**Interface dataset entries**
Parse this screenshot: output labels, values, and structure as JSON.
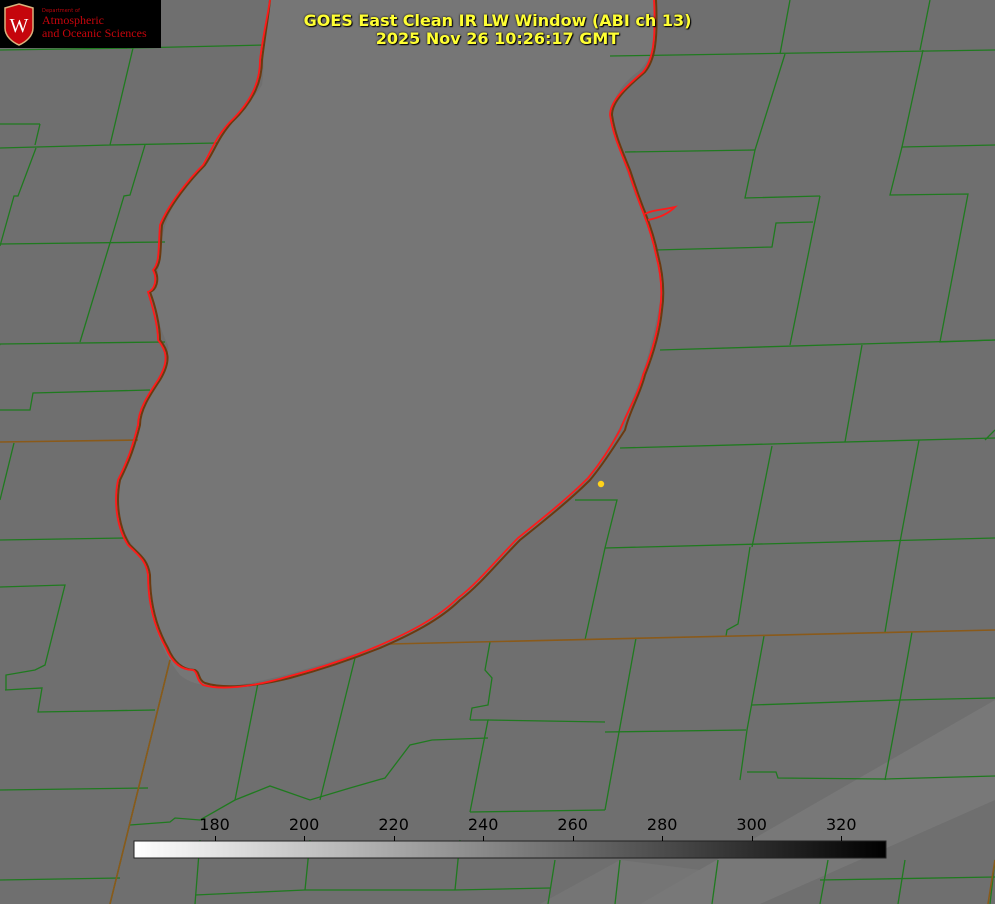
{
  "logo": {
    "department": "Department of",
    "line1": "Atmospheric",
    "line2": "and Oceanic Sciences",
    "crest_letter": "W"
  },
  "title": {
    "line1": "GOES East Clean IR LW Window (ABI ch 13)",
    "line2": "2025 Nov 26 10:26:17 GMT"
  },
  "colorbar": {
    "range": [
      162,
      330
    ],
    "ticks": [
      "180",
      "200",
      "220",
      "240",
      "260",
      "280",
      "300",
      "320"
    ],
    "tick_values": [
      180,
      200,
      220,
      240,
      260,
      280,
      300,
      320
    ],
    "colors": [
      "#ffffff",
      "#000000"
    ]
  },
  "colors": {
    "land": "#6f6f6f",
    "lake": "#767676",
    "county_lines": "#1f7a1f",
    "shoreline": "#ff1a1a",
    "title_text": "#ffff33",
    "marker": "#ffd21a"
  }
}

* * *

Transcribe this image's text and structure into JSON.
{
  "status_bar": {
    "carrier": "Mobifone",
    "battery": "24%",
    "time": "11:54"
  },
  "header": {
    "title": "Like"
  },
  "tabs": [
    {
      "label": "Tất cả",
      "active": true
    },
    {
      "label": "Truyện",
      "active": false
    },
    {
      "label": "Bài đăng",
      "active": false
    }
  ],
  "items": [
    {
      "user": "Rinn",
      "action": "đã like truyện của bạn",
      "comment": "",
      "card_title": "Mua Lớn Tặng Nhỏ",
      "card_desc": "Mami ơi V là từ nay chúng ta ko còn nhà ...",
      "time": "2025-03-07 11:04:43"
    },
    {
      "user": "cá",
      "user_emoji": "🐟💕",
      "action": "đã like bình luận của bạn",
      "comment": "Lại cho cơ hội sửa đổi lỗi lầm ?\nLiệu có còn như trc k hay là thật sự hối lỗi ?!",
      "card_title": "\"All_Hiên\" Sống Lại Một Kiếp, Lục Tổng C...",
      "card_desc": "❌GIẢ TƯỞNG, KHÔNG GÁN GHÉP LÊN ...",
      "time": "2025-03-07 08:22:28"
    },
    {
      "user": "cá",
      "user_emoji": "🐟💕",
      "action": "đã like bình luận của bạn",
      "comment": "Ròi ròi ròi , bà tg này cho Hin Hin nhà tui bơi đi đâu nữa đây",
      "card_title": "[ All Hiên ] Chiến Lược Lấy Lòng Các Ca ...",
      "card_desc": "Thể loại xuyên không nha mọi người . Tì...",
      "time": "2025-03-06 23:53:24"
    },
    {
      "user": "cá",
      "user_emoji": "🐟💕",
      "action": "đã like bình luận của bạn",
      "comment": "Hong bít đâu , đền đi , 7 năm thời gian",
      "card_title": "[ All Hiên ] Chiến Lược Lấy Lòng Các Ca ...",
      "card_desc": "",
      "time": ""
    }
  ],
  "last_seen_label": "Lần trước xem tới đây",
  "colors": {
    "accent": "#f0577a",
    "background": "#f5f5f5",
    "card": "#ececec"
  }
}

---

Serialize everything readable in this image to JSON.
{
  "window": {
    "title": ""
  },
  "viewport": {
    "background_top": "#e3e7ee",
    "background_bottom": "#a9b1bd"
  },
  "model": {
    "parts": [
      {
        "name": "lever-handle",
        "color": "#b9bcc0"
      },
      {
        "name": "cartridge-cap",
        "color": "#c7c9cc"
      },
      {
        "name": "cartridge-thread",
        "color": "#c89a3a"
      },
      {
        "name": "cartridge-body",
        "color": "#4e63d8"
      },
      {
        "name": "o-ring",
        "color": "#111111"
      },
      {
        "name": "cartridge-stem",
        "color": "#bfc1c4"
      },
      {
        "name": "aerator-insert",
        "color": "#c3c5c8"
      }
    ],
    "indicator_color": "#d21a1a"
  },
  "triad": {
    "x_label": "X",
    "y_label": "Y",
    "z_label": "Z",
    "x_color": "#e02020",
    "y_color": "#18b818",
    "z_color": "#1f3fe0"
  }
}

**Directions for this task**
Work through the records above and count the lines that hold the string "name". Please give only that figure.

**Response box**
7